Sean McKeever and Michael Ridge object that moral particularism ‘flattens the moral landscape’, that is, that particularism treats reasons of different kinds as if they were reasons of the same kind. This objection is misguided in two respects. First, particularists need not say that every feature can be a moral reason. Second, even if particularists were committed to saying that every feature can be a moral reason, they would still not be committed to the view that every feature can have direct moral relevance. The failure of this objection shows that the objection exploits side-constraints that need not be placed on moral particularism.
Jonathan Dancy‘Moral Particularism’Stanford Encyclopedia of Philosophy(Fall 2013 Edition) Edward N. Zalta (ed.) <http://plato.stanford.edu/archives/fall2013/entries/moral-particularism/>. Dancy’s ‘overall’ principles are the same as my ‘general’ principles.
See McKeever and RidgePrincipled Ethics pp. 41–43for their discussion of the role that ‘uncodifiability’ plays in particularist views. I disagree with their assessment since I think it can be shown that arguments from ‘radical holism’ are not in fact question-begging.

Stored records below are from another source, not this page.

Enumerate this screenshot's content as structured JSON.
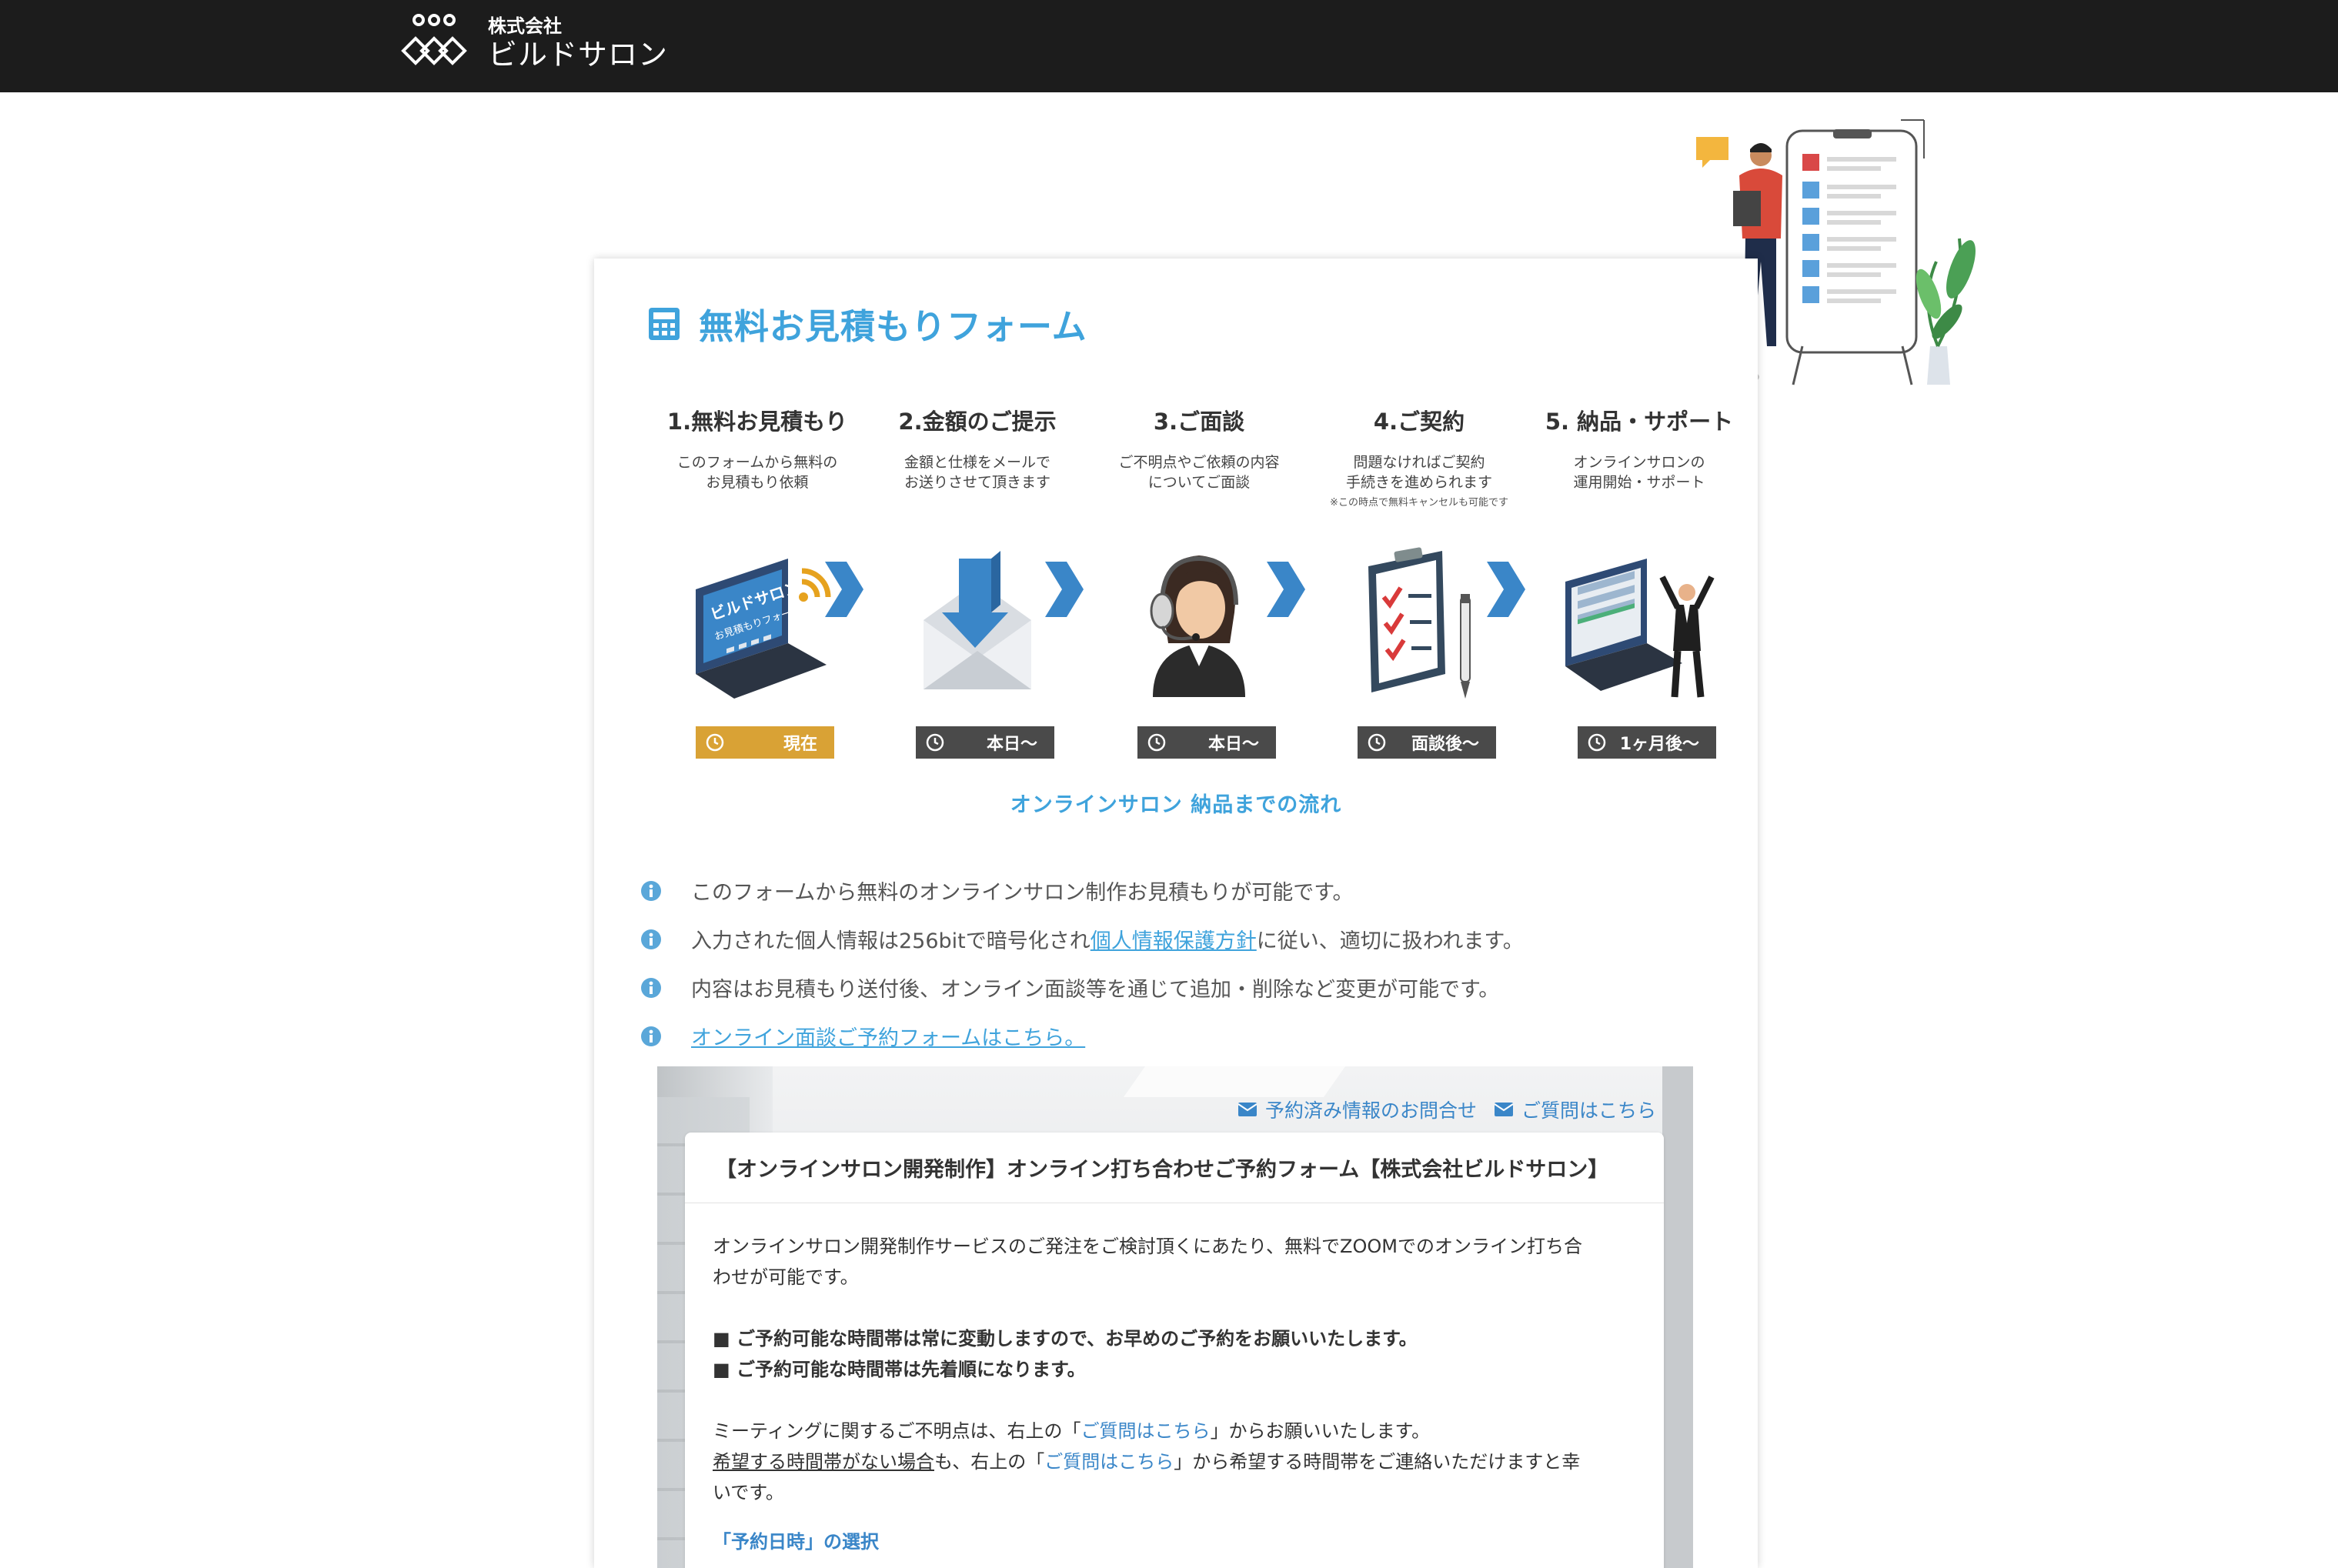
{
  "header": {
    "logo_corp": "株式会社",
    "logo_name": "ビルドサロン"
  },
  "form": {
    "title": "無料お見積もりフォーム",
    "title_icon": "calculator-icon"
  },
  "steps": [
    {
      "title": "1.無料お見積もり",
      "desc1": "このフォームから無料の",
      "desc2": "お見積もり依頼",
      "note": "",
      "badge": "現在",
      "current": true,
      "icon": "laptop-icon",
      "laptop_text1": "ビルドサロン",
      "laptop_text2": "お見積もりフォーム"
    },
    {
      "title": "2.金額のご提示",
      "desc1": "金額と仕様をメールで",
      "desc2": "お送りさせて頂きます",
      "note": "",
      "badge": "本日〜",
      "current": false,
      "icon": "mail-download-icon"
    },
    {
      "title": "3.ご面談",
      "desc1": "ご不明点やご依頼の内容",
      "desc2": "についてご面談",
      "note": "",
      "badge": "本日〜",
      "current": false,
      "icon": "operator-headset-icon"
    },
    {
      "title": "4.ご契約",
      "desc1": "問題なければご契約",
      "desc2": "手続きを進められます",
      "note": "※この時点で無料キャンセルも可能です",
      "badge": "面談後〜",
      "current": false,
      "icon": "checklist-clipboard-icon"
    },
    {
      "title": "5. 納品・サポート",
      "desc1": "オンラインサロンの",
      "desc2": "運用開始・サポート",
      "note": "",
      "badge": "1ヶ月後〜",
      "current": false,
      "icon": "laptop-celebrate-icon"
    }
  ],
  "flow_caption": "オンラインサロン 納品までの流れ",
  "notes": [
    {
      "text": "このフォームから無料のオンラインサロン制作お見積もりが可能です。"
    },
    {
      "before": "入力された個人情報は256bitで暗号化され",
      "link": "個人情報保護方針",
      "after": "に従い、適切に扱われます。"
    },
    {
      "text": "内容はお見積もり送付後、オンライン面談等を通じて追加・削除など変更が可能です。"
    },
    {
      "link": "オンライン面談ご予約フォームはこちら。"
    }
  ],
  "booking": {
    "link_inquiry": "予約済み情報のお問合せ",
    "link_question": "ご質問はこちら",
    "title": "【オンラインサロン開発制作】オンライン打ち合わせご予約フォーム【株式会社ビルドサロン】",
    "p1_line1": "オンラインサロン開発制作サービスのご発注をご検討頂くにあたり、無料でZOOMでのオンライン打ち合",
    "p1_line2": "わせが可能です。",
    "b1": "■ ご予約可能な時間帯は常に変動しますので、お早めのご予約をお願いいたします。",
    "b2": "■ ご予約可能な時間帯は先着順になります。",
    "p2_before": "ミーティングに関するご不明点は、右上の「",
    "p2_link": "ご質問はこちら",
    "p2_after": "」からお願いいたします。",
    "p3_underline": "希望する時間帯がない場合",
    "p3_mid": "も、右上の「",
    "p3_link": "ご質問はこちら",
    "p3_after": "」から希望する時間帯をご連絡いただけますと幸",
    "p3_line2": "いです。",
    "section": "「予約日時」の選択"
  },
  "colors": {
    "accent": "#3fa3dc",
    "current_badge": "#d9a235",
    "badge": "#4a4a4a",
    "header_bg": "#1c1c1c"
  }
}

See for instance DancyEthics Without Principles pp. 8–9 80. Note that Dancy doesn’t think that the fact that good moral reasoning is non-monotonic entails particularism. This is because non-monotonicity is compatible with atomism about moral valences.